Canon has increased the number of cross-type autofocus points from 7 in the Mark II to 19 in the Mark III. Cross-type AF points typically provide a higher level of sensitivity compared to standard horizontal-only points. Those 19 cross sensors are joined by 26 “assist points” for a total of 45 AF points. Careful scrutiny of Canon’s manual shows that the number of active cross-type points decreases drastically if you use a lens with a maximum aperture slower than f/2.8. When you step down to a lens with a maximum aperture of f/4, only the center point functions as a cross-type; the rest function as horizontal only. With a maximum aperture of f/5.6, all AF points become horizontal only and by the time you reach a maximum aperture of f/8 you’re left with only the center point active and it acts as a horizontal-only sensor. This is essentially the same system that is employed in Canon’s 1D Mark III, which still has an ongoing problem with continuous AF under certain conditions, including very hot and bright shooting conditions, according to Rob Galbraith. I saw no such problems in my field tests with the 1Ds Mark III, though I did most of my testing in winter in New York City. Still, there’s no real reason to think that the 1Ds Mark III has any such problem in the first place.

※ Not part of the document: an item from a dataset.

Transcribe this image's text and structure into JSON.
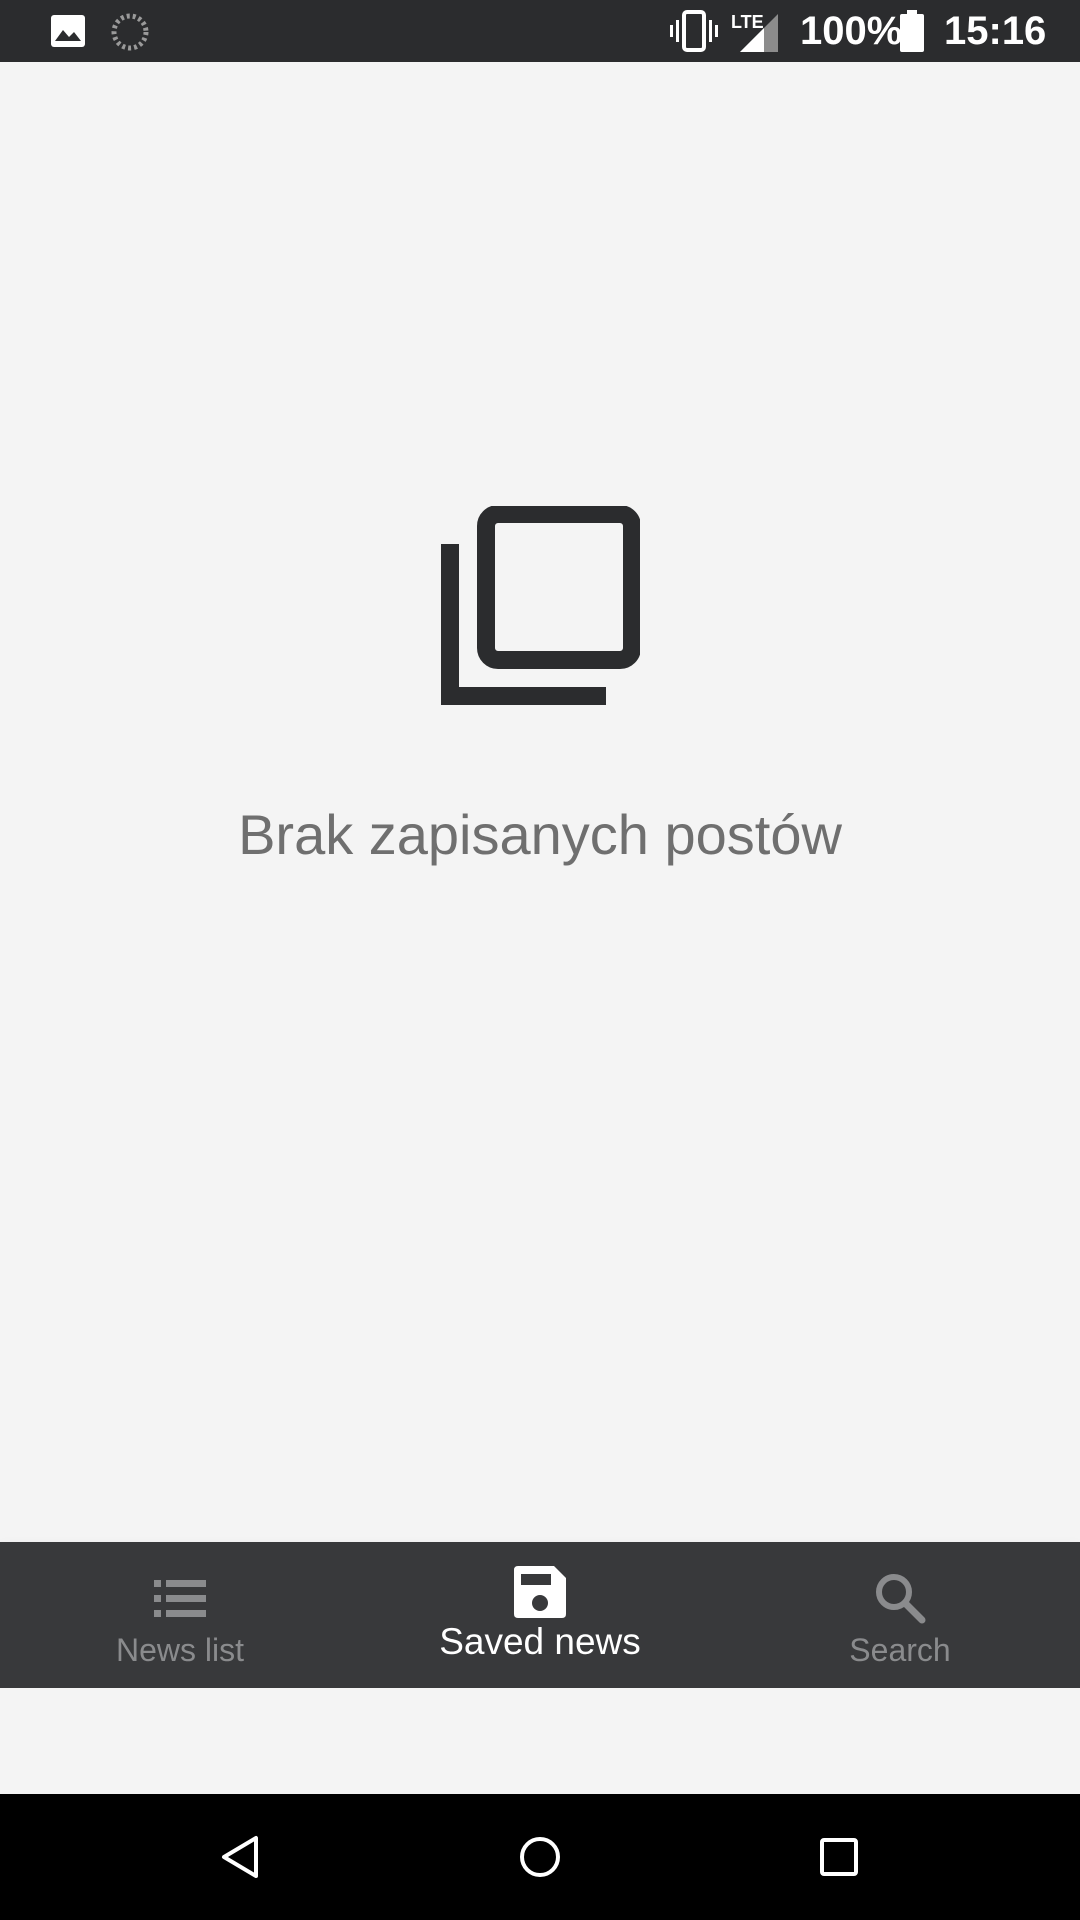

To determine a proper exposure, the camera uses a 63-zone TTL (through the lens) metering system. The system offers full-frame evaluative metering, center-weighted average, and partial and spot metering. According to Canon, the partial option uses the center 8.5 percent of the frame to determine exposure, while the spot setting uses 2.4 percent and can be set to the center or linked to the AF sensor in use, or you can choose up to eight spot readings and let the camera average them. Canon calls this last option “multispot metering.” All you have to do is press the FEL button to add another spot reading while you’re in spot AF mode to begin with. The average of the total number of spots is used, and you can even apply exposure compensation. While it worked well, it took me a little time to figure out that you have to point the active spot at each part of the scene for which you want to add a reading and then recompose before capturing your image. Of course, that makes sense, but the manual probably could’ve communicated that a little more clearly.